— The task —
Your result should be the lines holding the word "title", copied from the entries below.

— Data to process —
*** Block opens ***
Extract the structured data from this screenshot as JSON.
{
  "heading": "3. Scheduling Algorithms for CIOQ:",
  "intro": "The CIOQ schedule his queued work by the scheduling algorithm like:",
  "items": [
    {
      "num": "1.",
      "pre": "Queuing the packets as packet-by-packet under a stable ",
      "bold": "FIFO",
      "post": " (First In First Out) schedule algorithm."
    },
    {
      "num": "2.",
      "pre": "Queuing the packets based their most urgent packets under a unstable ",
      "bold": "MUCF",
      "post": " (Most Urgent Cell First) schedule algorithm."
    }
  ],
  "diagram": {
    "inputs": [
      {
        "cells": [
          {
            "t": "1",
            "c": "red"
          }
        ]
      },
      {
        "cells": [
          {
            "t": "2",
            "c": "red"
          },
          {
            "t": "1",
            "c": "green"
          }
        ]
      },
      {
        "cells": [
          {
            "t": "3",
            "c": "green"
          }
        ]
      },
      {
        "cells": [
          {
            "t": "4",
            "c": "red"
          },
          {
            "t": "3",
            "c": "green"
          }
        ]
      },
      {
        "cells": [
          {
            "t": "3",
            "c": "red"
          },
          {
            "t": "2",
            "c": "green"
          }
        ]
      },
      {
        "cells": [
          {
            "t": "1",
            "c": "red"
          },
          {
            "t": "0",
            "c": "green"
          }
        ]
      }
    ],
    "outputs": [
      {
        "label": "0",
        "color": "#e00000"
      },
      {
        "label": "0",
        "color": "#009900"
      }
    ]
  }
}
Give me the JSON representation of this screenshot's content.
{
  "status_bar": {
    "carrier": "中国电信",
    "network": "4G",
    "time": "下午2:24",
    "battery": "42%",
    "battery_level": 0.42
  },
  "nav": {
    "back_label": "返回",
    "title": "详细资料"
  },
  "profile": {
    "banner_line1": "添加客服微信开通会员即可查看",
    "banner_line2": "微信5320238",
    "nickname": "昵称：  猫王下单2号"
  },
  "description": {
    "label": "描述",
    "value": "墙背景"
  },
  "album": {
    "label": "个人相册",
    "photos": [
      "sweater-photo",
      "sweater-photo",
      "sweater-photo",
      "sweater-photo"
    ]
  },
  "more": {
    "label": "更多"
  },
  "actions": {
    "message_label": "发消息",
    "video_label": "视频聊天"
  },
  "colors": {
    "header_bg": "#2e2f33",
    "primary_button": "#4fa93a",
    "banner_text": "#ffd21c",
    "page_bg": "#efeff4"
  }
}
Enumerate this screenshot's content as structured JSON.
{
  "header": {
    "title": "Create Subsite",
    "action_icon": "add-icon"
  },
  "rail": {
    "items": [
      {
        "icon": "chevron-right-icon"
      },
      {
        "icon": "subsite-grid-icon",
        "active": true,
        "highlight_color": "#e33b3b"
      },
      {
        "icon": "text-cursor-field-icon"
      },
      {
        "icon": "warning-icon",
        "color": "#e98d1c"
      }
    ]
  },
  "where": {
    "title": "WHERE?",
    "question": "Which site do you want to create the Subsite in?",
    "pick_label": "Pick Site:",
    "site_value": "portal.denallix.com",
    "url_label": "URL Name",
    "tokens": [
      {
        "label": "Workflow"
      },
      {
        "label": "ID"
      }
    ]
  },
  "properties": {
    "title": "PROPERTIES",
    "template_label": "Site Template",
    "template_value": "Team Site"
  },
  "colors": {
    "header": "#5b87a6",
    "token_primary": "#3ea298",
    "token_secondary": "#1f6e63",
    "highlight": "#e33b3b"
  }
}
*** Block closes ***
— Answer space —
    "title": "详细资料"
    "title": "Create Subsite",
    "title": "WHERE?",
    "title": "PROPERTIES",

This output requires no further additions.